Current context
Relative Name and Periods

Name Context
An object's name context represents its position in the NDS tree. The context is a list of containers separated by periods. This list of containers traces the object's path back to [Root]. NDS locates an object by its path from [Root]. For example, brenda.hr.Acme

Read this name as: brenda is in HR which is in Acme.

The following table defines the different ways NDS names are presented.

NDS Name Type

Description

Complete Name          

An object's complete name is its object name combined with its context. For example, suppose a printer's object name is lpIII, and its context is eng.acme.  The printer's complete name would be: lpIII.eng.acme

Typeful Name

Typeful names include the type of each object in the context (see below).

 

 

 

 

The object types use the definitions in the list below:

Object Class              

 Type               

 Abbreviation

Leaf objects                

Common Name           

CN

Organization

Organization

O

Organizational Unit

Organizational Unit

OU

Country

Country

C

The typeful name uses the type abbreviation, an equals sign, and the object's name. For example, if Brenda were a user located in the Acme's HR department, her typeful name would be:

CN=brenda.OU=HR.O=Acme

Typeless Name

Typeless name is the same as the Complete Name. Brenda's Complete Name is brenda.hr.acme.

Distinguished Name and Full Distinguished Name 

Same as complete name.

 

 

 

The context helps you, or the client agent, locate a network resource without knowing its network address.  NDS looks up the resource's network name, or context, and resolves it to a network address for you.

The next figure illustrates resolving a context to a network address.

Current context
The current context is the context of the user's current workstation. For example, the context of a   workstation in the Public Relations department could be:

       pr.acme

Note that the user's object name is included in the current context. The current context is the location of the workstation only.

Relative Name and Periods
Relative name
NDS resolves relative names from the workstation's current context, not from [Root]. For example, if the workstation's current context is pr.acme, and the user's relative name is joe.sales,  NDS reads the name as joe in sales in the current context (pr.acme.). Never use a leading period with a relative name.

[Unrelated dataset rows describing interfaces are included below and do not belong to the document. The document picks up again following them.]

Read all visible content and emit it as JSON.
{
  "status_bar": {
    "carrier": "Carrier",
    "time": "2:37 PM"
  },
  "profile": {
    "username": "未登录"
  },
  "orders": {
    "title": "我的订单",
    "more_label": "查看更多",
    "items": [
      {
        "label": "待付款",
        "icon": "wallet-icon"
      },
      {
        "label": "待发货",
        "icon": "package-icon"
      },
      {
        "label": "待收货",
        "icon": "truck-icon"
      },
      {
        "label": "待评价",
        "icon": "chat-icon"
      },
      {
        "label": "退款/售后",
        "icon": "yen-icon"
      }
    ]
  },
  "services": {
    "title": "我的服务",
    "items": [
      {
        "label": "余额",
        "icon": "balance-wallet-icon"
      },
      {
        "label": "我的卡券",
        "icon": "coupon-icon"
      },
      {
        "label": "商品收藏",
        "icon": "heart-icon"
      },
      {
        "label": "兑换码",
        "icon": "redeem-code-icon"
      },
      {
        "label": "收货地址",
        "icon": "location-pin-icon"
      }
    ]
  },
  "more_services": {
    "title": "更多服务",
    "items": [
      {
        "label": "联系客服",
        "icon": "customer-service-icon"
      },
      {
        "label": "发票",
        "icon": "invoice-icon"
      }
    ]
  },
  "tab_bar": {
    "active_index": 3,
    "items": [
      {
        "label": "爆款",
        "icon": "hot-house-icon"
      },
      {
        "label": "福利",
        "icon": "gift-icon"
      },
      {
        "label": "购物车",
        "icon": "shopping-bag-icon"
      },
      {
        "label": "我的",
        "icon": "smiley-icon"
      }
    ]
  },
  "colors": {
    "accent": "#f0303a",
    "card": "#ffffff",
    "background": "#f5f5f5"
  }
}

Leading and Trailing Periods
Leading and trailing periods, and relative naming relate to the current context. Use a leading period when you want to resolve the name from [Root], regardless of the current context. For example, when NDS sees the context .pr.acme., it will locate the PR container by walking the tree from [Root]. This is also called the absolute path.

You can only use trailing periods in relative naming. For each trailing period in a relative name, NDS resolves the name from one container closer to [Root]. For example, if the workstation's current context is eng.berlin.acme, and you wanted to access Brenda's object in the context hr.berlin.acme". You could use the following string: "Brenda.hr.". NDS detects the trailing dot and removes the "eng" component from the default context before it appends the new context. So, the context will correctly read as: "brenda.hr.berlin.acme".

Each trailing dot removes one naming component from the default context. For example, to access Stan in sales in London, you can use the context: "stan.sales.London..". The NDS client detects the two trailing periods and removes two name components from the default context, "eng.berlin.acme" and changes the context to: "stan.sales.London.acme.